Lost Continent of Zealandia Revealed in Detailed New Map
Zealandia, considered the Earth’s eighth continent, was mostly lost to the sea. Geologists say they’ve now mapped the entire nearly two million square miles of the underwater land mass.
A small international team of geologists and seismologists has created a newly refined map of Zealandia using data obtained from dredged rock samples recovered from the ocean floor. They report details in the journal Tectonics.
Prior research has suggested that approximately 83 million years ago, the supercontinent Gondwana was pulled apart by geological forces, resulting in the beginnings of the continents that exist today. It also resulted in the creation of another continent that is now submerged. That continent, called Zealandia, is believed to be approximately 94% under the sea—the remaining 6% make up New Zealand and surrounding islands.

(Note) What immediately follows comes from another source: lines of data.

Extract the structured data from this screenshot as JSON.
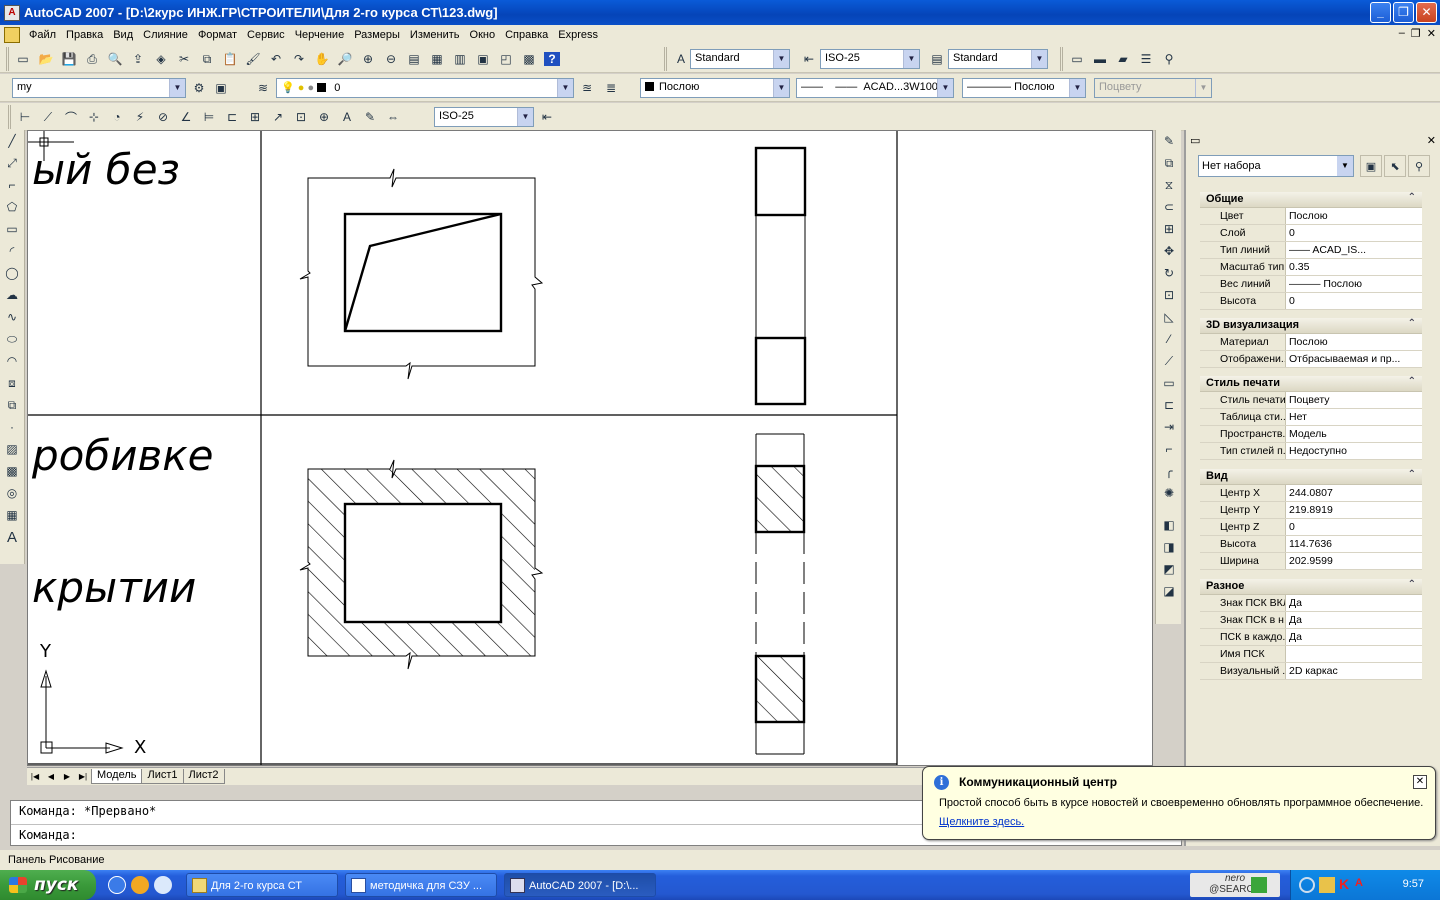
{
  "window": {
    "title": "AutoCAD 2007 - [D:\\2курс ИНЖ.ГР\\СТРОИТЕЛИ\\Для 2-го курса СТ\\123.dwg]"
  },
  "menu": [
    "Файл",
    "Правка",
    "Вид",
    "Слияние",
    "Формат",
    "Сервис",
    "Черчение",
    "Размеры",
    "Изменить",
    "Окно",
    "Справка",
    "Express"
  ],
  "toolbars": {
    "text_style": "Standard",
    "dim_style": "ISO-25",
    "table_style": "Standard",
    "workspace": "my",
    "layer": "0",
    "color": "Послою",
    "linetype": "ACAD...3W100",
    "lineweight": "Послою",
    "plotstyle": "Поцвету",
    "dim_style_2": "ISO-25"
  },
  "drawing": {
    "text_1": "ый без",
    "text_2": "робивке",
    "text_3": "крытии",
    "ucs_x": "X",
    "ucs_y": "Y"
  },
  "layout_tabs": [
    "Модель",
    "Лист1",
    "Лист2"
  ],
  "command": {
    "line1": "Команда: *Прервано*",
    "line2": "Команда:"
  },
  "status": "Панель Рисование",
  "properties": {
    "selection": "Нет набора",
    "sections": [
      {
        "title": "Общие",
        "rows": [
          {
            "k": "Цвет",
            "v": "Послою"
          },
          {
            "k": "Слой",
            "v": "0"
          },
          {
            "k": "Тип линий",
            "v": "—— ACAD_IS..."
          },
          {
            "k": "Масштаб тип...",
            "v": "0.35"
          },
          {
            "k": "Вес линий",
            "v": "——— Послою"
          },
          {
            "k": "Высота",
            "v": "0"
          }
        ]
      },
      {
        "title": "3D визуализация",
        "rows": [
          {
            "k": "Материал",
            "v": "Послою"
          },
          {
            "k": "Отображени...",
            "v": "Отбрасываемая и пр..."
          }
        ]
      },
      {
        "title": "Стиль печати",
        "rows": [
          {
            "k": "Стиль печати",
            "v": "Поцвету"
          },
          {
            "k": "Таблица сти...",
            "v": "Нет"
          },
          {
            "k": "Пространств...",
            "v": "Модель"
          },
          {
            "k": "Тип стилей п...",
            "v": "Недоступно"
          }
        ]
      },
      {
        "title": "Вид",
        "rows": [
          {
            "k": "Центр X",
            "v": "244.0807"
          },
          {
            "k": "Центр Y",
            "v": "219.8919"
          },
          {
            "k": "Центр Z",
            "v": "0"
          },
          {
            "k": "Высота",
            "v": "114.7636"
          },
          {
            "k": "Ширина",
            "v": "202.9599"
          }
        ]
      },
      {
        "title": "Разное",
        "rows": [
          {
            "k": "Знак ПСК ВКЛ",
            "v": "Да"
          },
          {
            "k": "Знак ПСК в н...",
            "v": "Да"
          },
          {
            "k": "ПСК в каждо...",
            "v": "Да"
          },
          {
            "k": "Имя ПСК",
            "v": ""
          },
          {
            "k": "Визуальный ...",
            "v": "2D каркас"
          }
        ]
      }
    ]
  },
  "balloon": {
    "title": "Коммуникационный центр",
    "text": "Простой способ быть в курсе новостей и своевременно обновлять программное обеспечение.",
    "link": "Щелкните здесь."
  },
  "taskbar": {
    "start": "пуск",
    "items": [
      "Для 2-го курса СТ",
      "методичка для СЗУ ...",
      "AutoCAD 2007 - [D:\\..."
    ],
    "tray_brand": "nero",
    "tray_brand_sub": "@SEARCH",
    "clock": "9:57"
  }
}
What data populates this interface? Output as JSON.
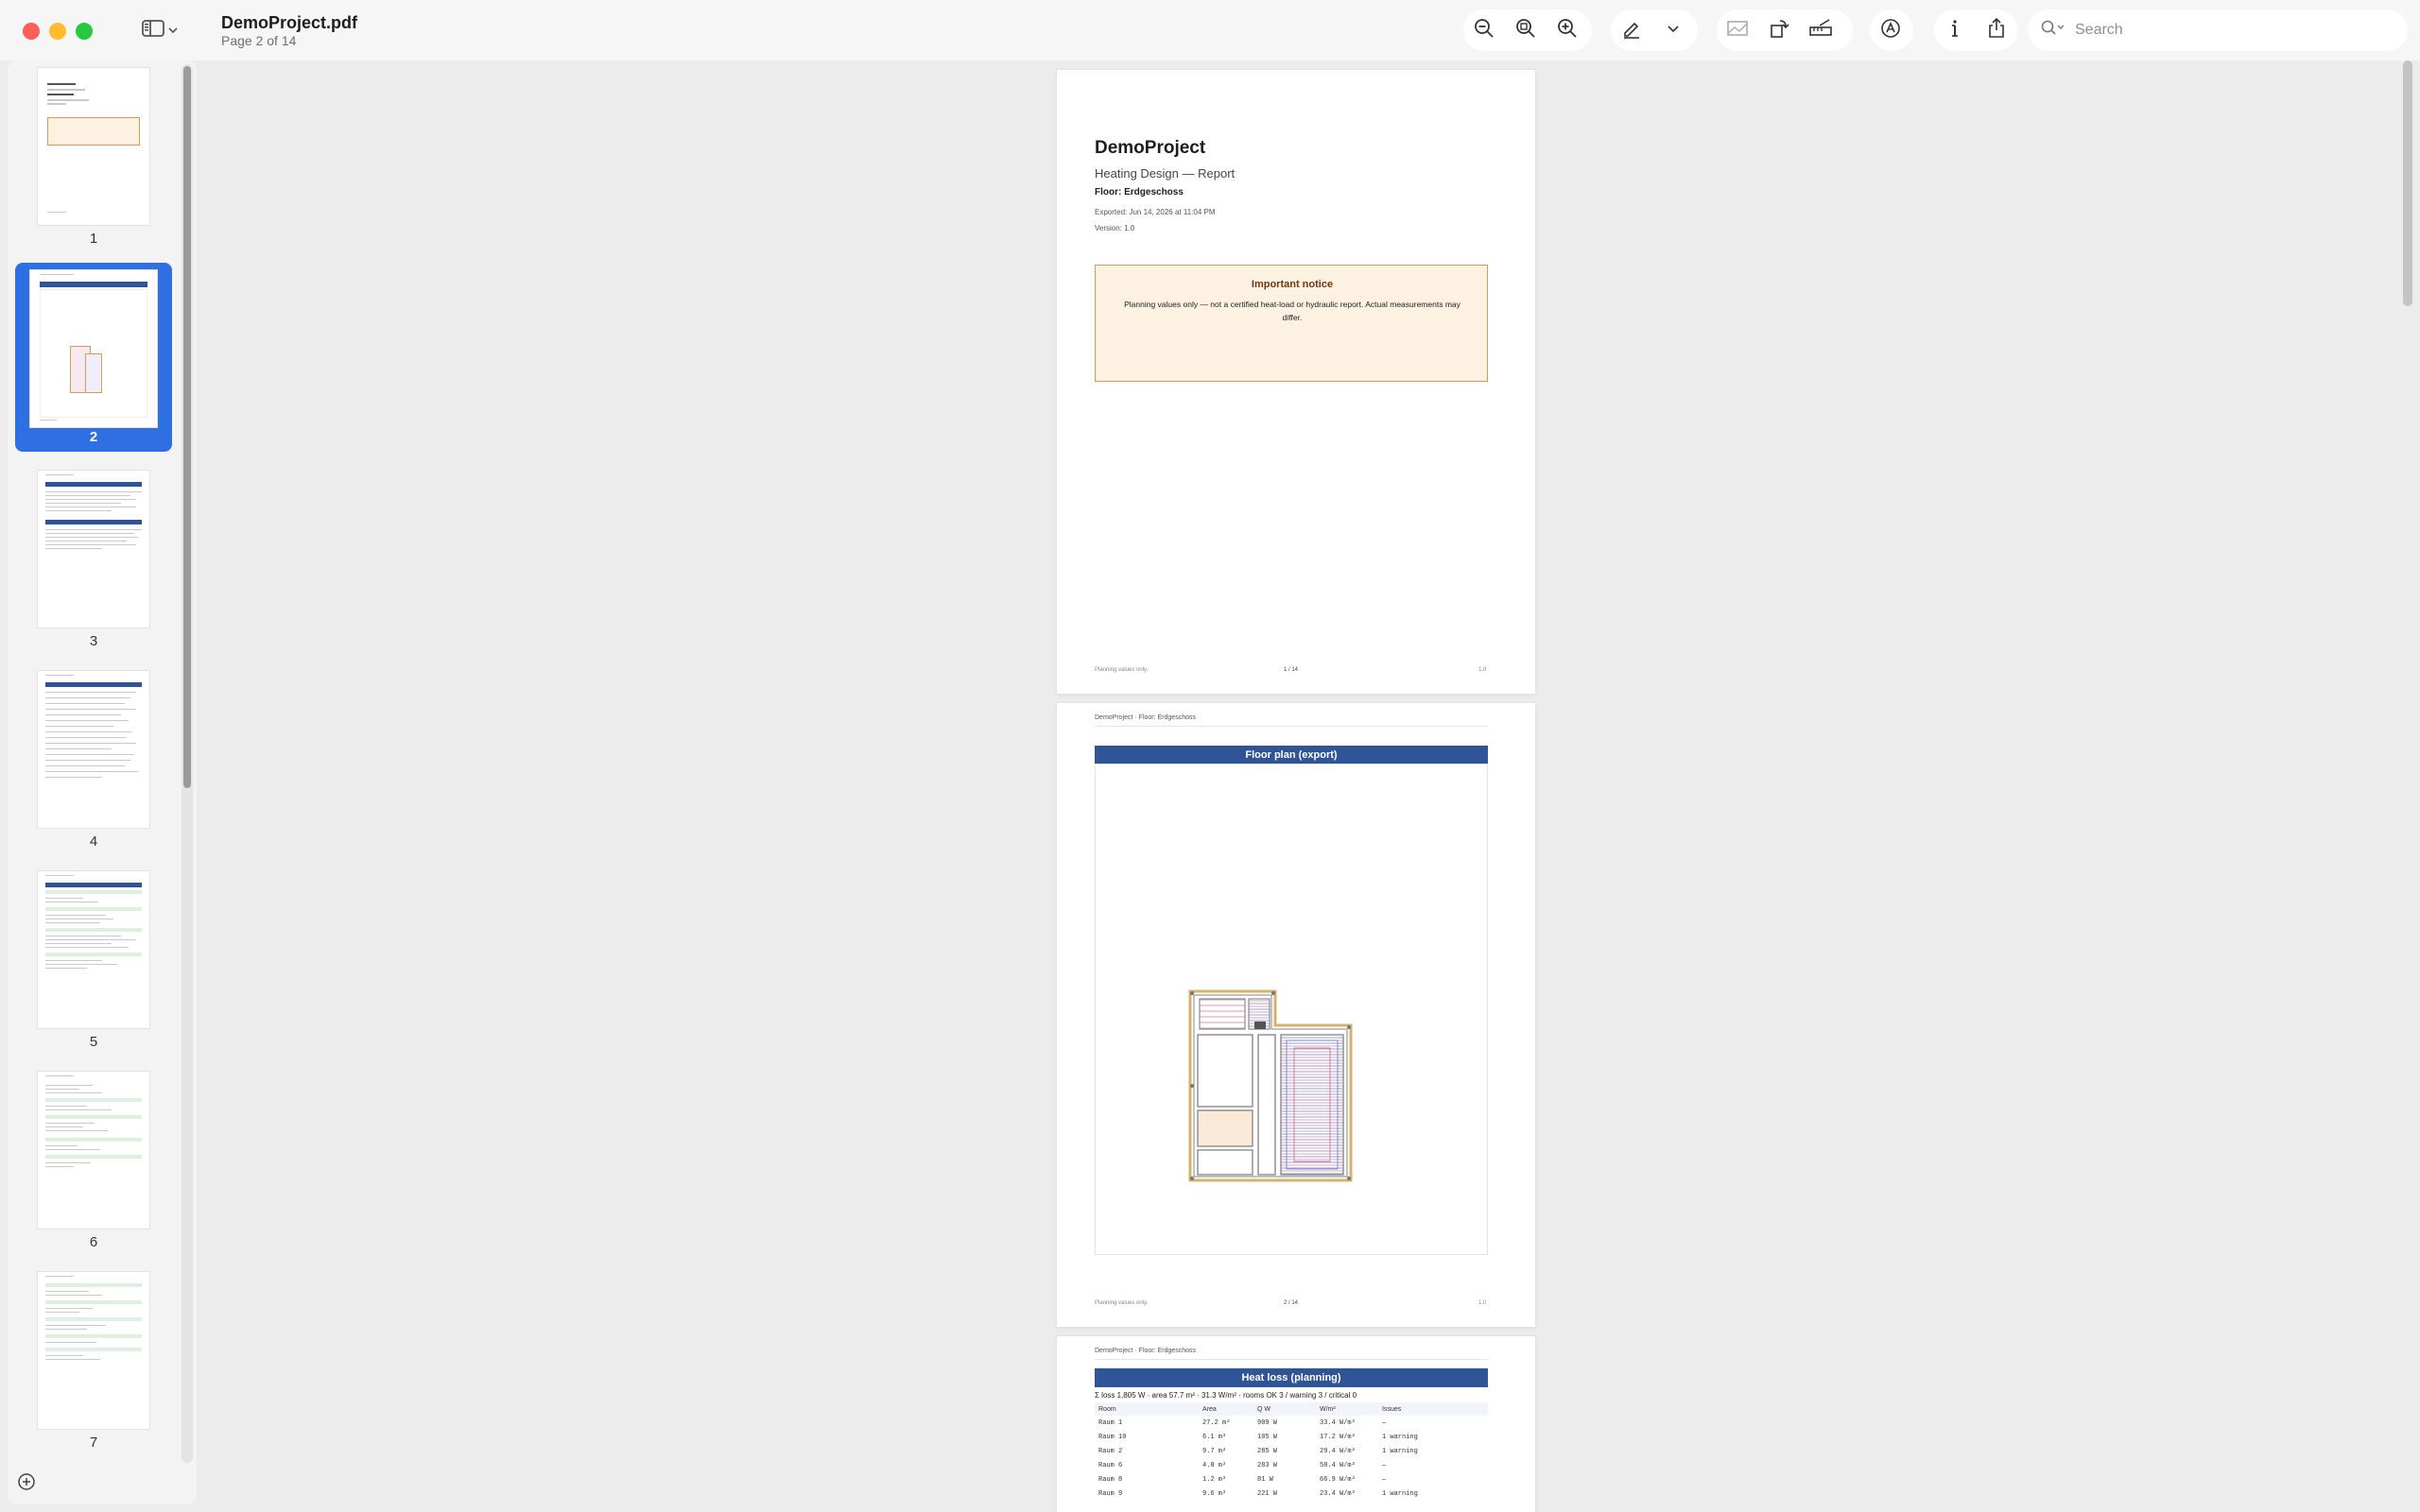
{
  "window": {
    "title": "DemoProject.pdf",
    "subtitle": "Page 2 of 14"
  },
  "toolbar": {
    "search_placeholder": "Search",
    "icons": [
      "zoom-out-icon",
      "actual-size-icon",
      "zoom-in-icon",
      "highlight-pen-icon",
      "chevron-down-icon",
      "image-view-icon",
      "rotate-icon",
      "markup-icon",
      "annotate-icon",
      "info-icon",
      "share-icon",
      "search-icon"
    ]
  },
  "sidebar": {
    "selected_page": "2",
    "thumbnails": [
      {
        "label": "1"
      },
      {
        "label": "2"
      },
      {
        "label": "3"
      },
      {
        "label": "4"
      },
      {
        "label": "5"
      },
      {
        "label": "6"
      },
      {
        "label": "7"
      }
    ]
  },
  "page1": {
    "title": "DemoProject",
    "subtitle": "Heating Design — Report",
    "floor": "Floor: Erdgeschoss",
    "exported": "Exported: Jun 14, 2026 at 11:04 PM",
    "version": "Version: 1.0",
    "notice_title": "Important notice",
    "notice_body": "Planning values only — not a certified heat-load or hydraulic report. Actual measurements may differ.",
    "footer_left": "Planning values only.",
    "footer_center": "1 / 14",
    "footer_right": "1.0"
  },
  "page2": {
    "header": "DemoProject · Floor: Erdgeschoss",
    "section_title": "Floor plan (export)",
    "footer_left": "Planning values only.",
    "footer_center": "2 / 14",
    "footer_right": "1.0"
  },
  "page3": {
    "header": "DemoProject · Floor: Erdgeschoss",
    "section_title": "Heat loss (planning)",
    "summary": "Σ loss 1,805 W · area 57.7 m² · 31.3 W/m² · rooms OK 3 / warning 3 / critical 0",
    "columns": [
      "Room",
      "Area",
      "Q W",
      "W/m²",
      "Issues"
    ],
    "rows": [
      [
        "Raum 1",
        "27.2 m²",
        "909 W",
        "33.4 W/m²",
        "—"
      ],
      [
        "Raum 10",
        "6.1 m²",
        "105 W",
        "17.2 W/m²",
        "1 warning"
      ],
      [
        "Raum 2",
        "9.7 m²",
        "285 W",
        "29.4 W/m²",
        "1 warning"
      ],
      [
        "Raum 6",
        "4.8 m²",
        "283 W",
        "58.4 W/m²",
        "—"
      ],
      [
        "Raum 8",
        "1.2 m²",
        "81 W",
        "66.9 W/m²",
        "—"
      ],
      [
        "Raum 9",
        "9.6 m²",
        "221 W",
        "23.4 W/m²",
        "1 warning"
      ]
    ]
  }
}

Because it is submerged beneath the ocean, Zealandia is not nearly as well studied as the conventional continents, resulting in inconsistencies in its presumed form and structure. In this new effort, the research team sought to refine existing maps of Zealandia by studying collections of rocks and sediment samples brought up from the ocean bed, most of which came from drilling sites—others came from the shores of islands in the area.
|A map of Zealandia. |
Photo by: GNS Science
The team then studied the samples as part of a secondary study that involved analyzing seismic data for the region. They then created a more refined map of the whole 5 Mkm2 Zealandia continent.
Study of the rock samples showed geologic patterns in West Antarctica that hinted at the possibility of a subduction zone near the Campbell Plateau off the west coast of New Zealand. The researchers did not find magnetic anomalies in that area, however, which argues against theories surrounding a strike-slip in the Campbell Fault.
They suggest instead that the Campbell Magnetic Anomaly System resulted from stretching of Gondwana as it was being torn apart. That stretching, they further propose, eventually led to a break, which resulted in the creation of ocean floor that makes up the lower parts of the Zealandia continent.
The newly refined map shows not only the location of the magmatic arc axis of the Zealandia continent but other major geological features as well.
An analysis of their chemical makeup, along with other geological clues, revealed similarities in patterns with geology in West Antarctica, suggesting a subduction of Zealandia's edge up to a quarter of a billion years ago, across what's now the Campbell Plateau off New Zealand's west coast.
Subduction is when two edges of Earth's crust push against one another forcing one edge down into Earth's mantle. But contrary to previous suggestions, magnetic anomalies found in the same region are not related to this event.
This removes "the original argument for a strike‐slip "Campbell Fault," Tulloch and team explain in their paper. "Zealandia and Antarctica are both substantially internally deformed."
Instead, they propose, the Campbell Magnetic Anomaly System arose from extensive stretching between different parts of Gondwana that eventually snapped apart to create Zealandia's surrounding sea floors.
First the combined areas of Zealandia/West Antarctica and Antarctica/Australia cracked, allowing the Tasman sea to rush in about 83 million years ago.
Next, during the Late Cretaceous around 79 million years ago, Zealandia and West Antarctica ripped away creating the Pacific ocean.
How Zealandia's crust managed to stretch so thin before breaking away, has long puzzled geologists. Similar thinness is also apparent in West Antarctica.
Tulloch and colleagues found evidence that the stretching direction varied by up to 65 degrees between 100 to 80 million years ago. They think this may have allowed the extensive thinning of the continental crust.